would miss her.
• Matching. Students match the names of
characters, places or things with related
information. For example the students are asked
to match names of the characters with lines of
dialogue or match names of places with
• Students are asked to determine the ending
of the text and provide another one different
from the style of the text.
• Students are asked to find the key words in the
text and use them in sentences of their own.
• Students are asked to analyze the text for
story grammar, or story structure, elements
including narrative story parts, such as character
or events, as well as the ways that content- area
texts are organized.
• Automatic decoding. Students are asked to
recognize a word at a glance, taken out of a
• Guessing the meaning of unknown words
from the context. Using such clues as knowledge
of word parts, syntax, and relationship patterns.
• Paraphrasing. Re-stating texts in the students’
own words in order to monitor one’s own
▫ Stating the main idea of a sentence, a
paragraph or passage. Knowing what the

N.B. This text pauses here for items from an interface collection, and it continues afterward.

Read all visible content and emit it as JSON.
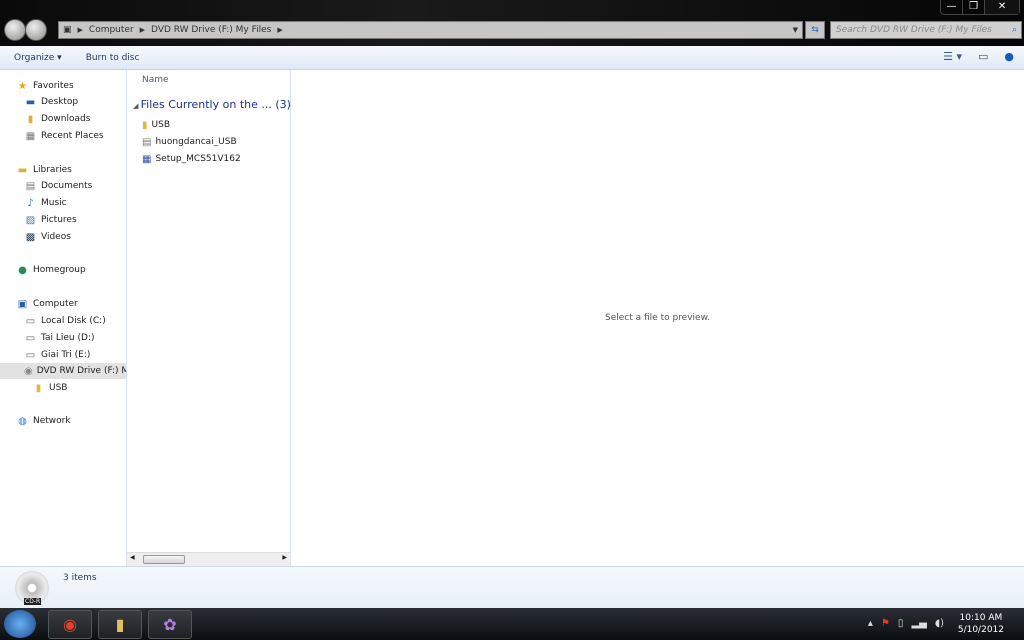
{
  "window": {
    "controls": [
      "—",
      "❐",
      "✕"
    ]
  },
  "address": {
    "crumbs": [
      "Computer",
      "DVD RW Drive (F:) My Files"
    ],
    "search_placeholder": "Search DVD RW Drive (F:) My Files"
  },
  "toolbar": {
    "organize": "Organize ▾",
    "burn": "Burn to disc"
  },
  "nav": {
    "items": [
      {
        "label": "Favorites",
        "icon": "star-icon",
        "glyph": "★",
        "color": "#f0a000"
      },
      {
        "label": "Desktop",
        "icon": "desktop-icon",
        "glyph": "▬",
        "color": "#2a5ca8"
      },
      {
        "label": "Downloads",
        "icon": "downloads-icon",
        "glyph": "▮",
        "color": "#d8b040"
      },
      {
        "label": "Recent Places",
        "icon": "recent-places-icon",
        "glyph": "▦",
        "color": "#777"
      },
      {
        "label": "Libraries",
        "icon": "libraries-icon",
        "glyph": "▬",
        "color": "#d8b040"
      },
      {
        "label": "Documents",
        "icon": "documents-icon",
        "glyph": "▤",
        "color": "#777"
      },
      {
        "label": "Music",
        "icon": "music-icon",
        "glyph": "♪",
        "color": "#2a7ad8"
      },
      {
        "label": "Pictures",
        "icon": "pictures-icon",
        "glyph": "▨",
        "color": "#4a7aa8"
      },
      {
        "label": "Videos",
        "icon": "videos-icon",
        "glyph": "▩",
        "color": "#345"
      },
      {
        "label": "Homegroup",
        "icon": "homegroup-icon",
        "glyph": "●",
        "color": "#2a8a5a"
      },
      {
        "label": "Computer",
        "icon": "computer-icon",
        "glyph": "▣",
        "color": "#2a5ca8"
      },
      {
        "label": "Local Disk (C:)",
        "icon": "drive-icon",
        "glyph": "▭",
        "color": "#666"
      },
      {
        "label": "Tai Lieu (D:)",
        "icon": "drive-icon",
        "glyph": "▭",
        "color": "#666"
      },
      {
        "label": "Giai Tri (E:)",
        "icon": "drive-icon",
        "glyph": "▭",
        "color": "#666"
      },
      {
        "label": "DVD RW Drive (F:) My Files",
        "icon": "dvd-drive-icon",
        "glyph": "◉",
        "color": "#888"
      },
      {
        "label": "USB",
        "icon": "folder-icon",
        "glyph": "▮",
        "color": "#e0b840"
      },
      {
        "label": "Network",
        "icon": "network-icon",
        "glyph": "◍",
        "color": "#2a7ad8"
      }
    ]
  },
  "files": {
    "column": "Name",
    "group": "Files Currently on the ... (3)",
    "items": [
      {
        "name": "USB",
        "icon": "folder-icon",
        "glyph": "▮",
        "color": "#e0b840"
      },
      {
        "name": "huongdancai_USB",
        "icon": "text-file-icon",
        "glyph": "▤",
        "color": "#777"
      },
      {
        "name": "Setup_MCS51V162",
        "icon": "setup-icon",
        "glyph": "▦",
        "color": "#3050a0"
      }
    ]
  },
  "preview": {
    "text": "Select a file to preview."
  },
  "details": {
    "count": "3 items",
    "drive_label": "CD-R"
  },
  "taskbar": {
    "time": "10:10 AM",
    "date": "5/10/2012"
  }
}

author is expressing about the topic.
▫ Summarizing. Students are asked to
shorten the material by retaining and re-
stating main ideas and leaving out details.
▫ Drawing conclusions. Students are asked
to put together information from several
parts of the text and including new or
▫ Visualizing. Students are asked to picture,
or actually draw a picture or a diagram, of
what is described in the text.
▫ Drawing inferences and using
evidence. Reading between the lines;
using evidence in the text to know things
that are unstated.
▫ Follow – up discussion. Students
relate the situation in the text to their
own lives or their home- country or
▫ News – Articles. Students write a
newspaper article reporting the events in
the text sequence.
▫ Letter Writing. Students pretend they
are a character in the text sequence and
write a letter to another character.
•Gender-bender Rewrite a
scene and change the gender of
the characters to show how they
might act differently (e.g., Lord of
Flies). You can also have a
roundtable on gender differences.
▫ Oprah book club Host a talk
show: students play the host,
author, and cast of characters. Allow
questions from the audience.
▫ Fictional friends Who of all
the characters would you want
for a friend? Why? What would
you do or talk about together?
▫ What if Write about or
discuss how the story would
differ if the characters were
something other than they are:
a priest, another gender or
race, a different age, or social
▫ Write into Find a "hole" in
the story where the character
disappears (off camera) for a
time and describe what they do
when we can't see them.
▫ P.S. After you read the story,
write an epilogue in which you
explain – using whatever tense
and tone the author does –
what happened to the
• Second chance Talk or write
about how it would change the
story if a certain character had
made a different decision
earlier in the story (e.g., what
if Huck of Huckleberry Finn
had not run away?)
•Day in court Use the story as
the basis for a court trial; students
can be witnesses, expert witnesses
called to testify, judge, jury,
bailiff, reporter; great fun for a
•Censorship defense Imagine
that the book you are reading has
been challenged by a special
interest group. Students must
write a letter defending the book,
using specific evidence from the
book to support their ideas.
•Call for censorship In order to
better understand all sides to an
argument, imagine you are
someone who feels this particular
book should not be read and write
a letter in which you argue it
should be removed.
• Open HEART Draw an empty
HEART and inside of it draw
any symbols or words or images
that are bouncing around in the
HEART of the character of a
story. Follow it up with writing
or discussion to explain and
• Magnetic poetry If working
with a poem, enlarge it on
copier or computer and cut all
words up into pieces; place in
an envelope and have groups
create poems from these
words. Later on discuss using
the same words for different
texts. Heavier stock paper is
ideal for this activity.
•Daily edition Using the novel
as the basis for your stories,
columns and editorials, create a
newspaper or magazine based on
or inspired by the book you are
•Recasting the text Students
rewrite a poem as a story, a short
story as a poem or play. All
rewrites should then be read and
discussed so as to understand
how the different genre works